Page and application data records
=== Begin Enclosure ===
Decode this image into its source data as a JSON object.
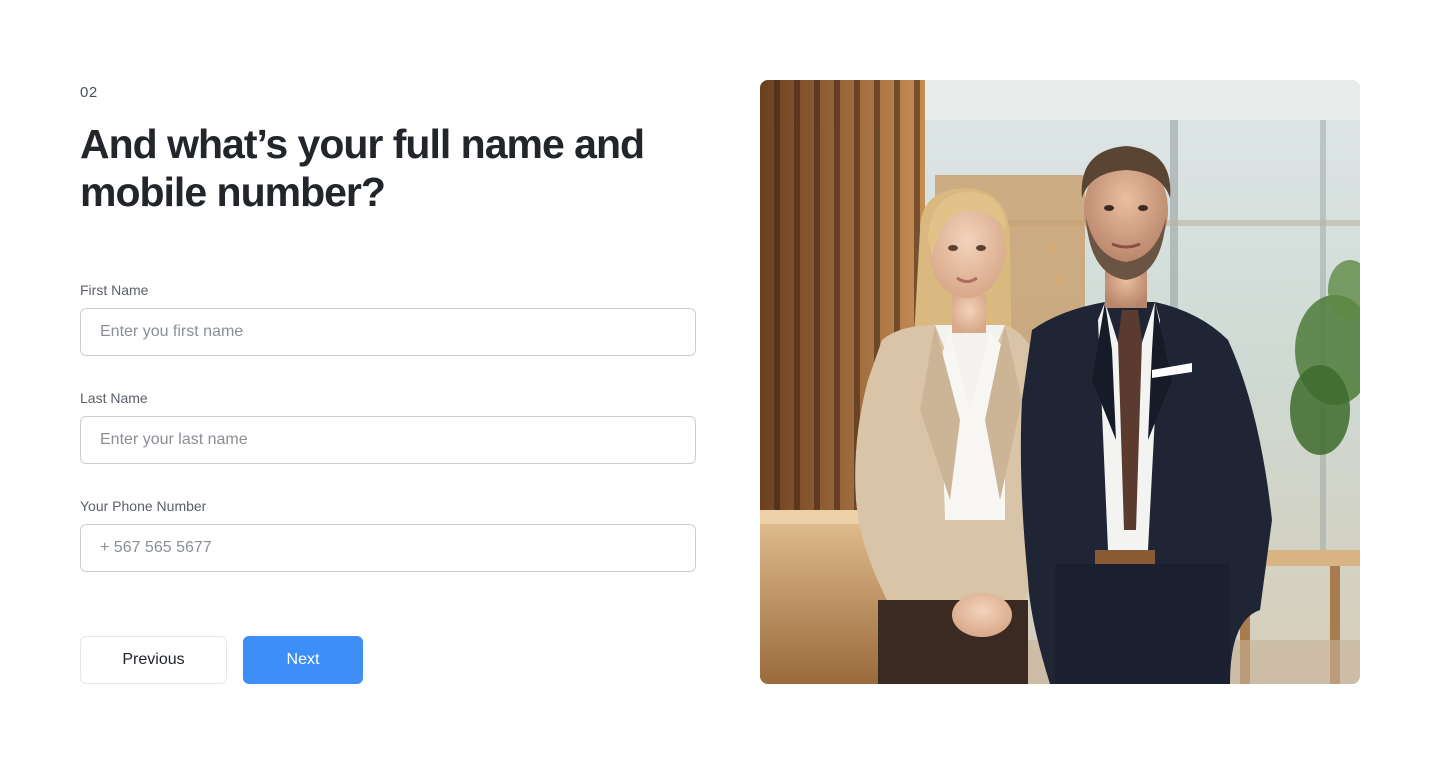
{
  "form": {
    "step": "02",
    "heading": "And what’s your full name and mobile number?",
    "fields": [
      {
        "label": "First Name",
        "placeholder": "Enter you first name",
        "value": ""
      },
      {
        "label": "Last Name",
        "placeholder": "Enter your last name",
        "value": ""
      },
      {
        "label": "Your Phone Number",
        "placeholder": "+ 567 565 5677",
        "value": ""
      }
    ],
    "buttons": {
      "previous": "Previous",
      "next": "Next"
    }
  },
  "colors": {
    "accent": "#3d8ef7",
    "heading": "#22262b",
    "border": "#c9ccd1"
  },
  "image": {
    "subject": "two business professionals standing in an office"
  }
}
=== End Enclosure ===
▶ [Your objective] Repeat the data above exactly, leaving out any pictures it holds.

▶ [Response to this task]
Decode this image into its source data as a JSON object.
{
  "form": {
    "step": "02",
    "heading": "And what’s your full name and mobile number?",
    "fields": [
      {
        "label": "First Name",
        "placeholder": "Enter you first name",
        "value": ""
      },
      {
        "label": "Last Name",
        "placeholder": "Enter your last name",
        "value": ""
      },
      {
        "label": "Your Phone Number",
        "placeholder": "+ 567 565 5677",
        "value": ""
      }
    ],
    "buttons": {
      "previous": "Previous",
      "next": "Next"
    }
  },
  "colors": {
    "accent": "#3d8ef7",
    "heading": "#22262b",
    "border": "#c9ccd1"
  },
  "image": {
    "subject": "two business professionals standing in an office"
  }
}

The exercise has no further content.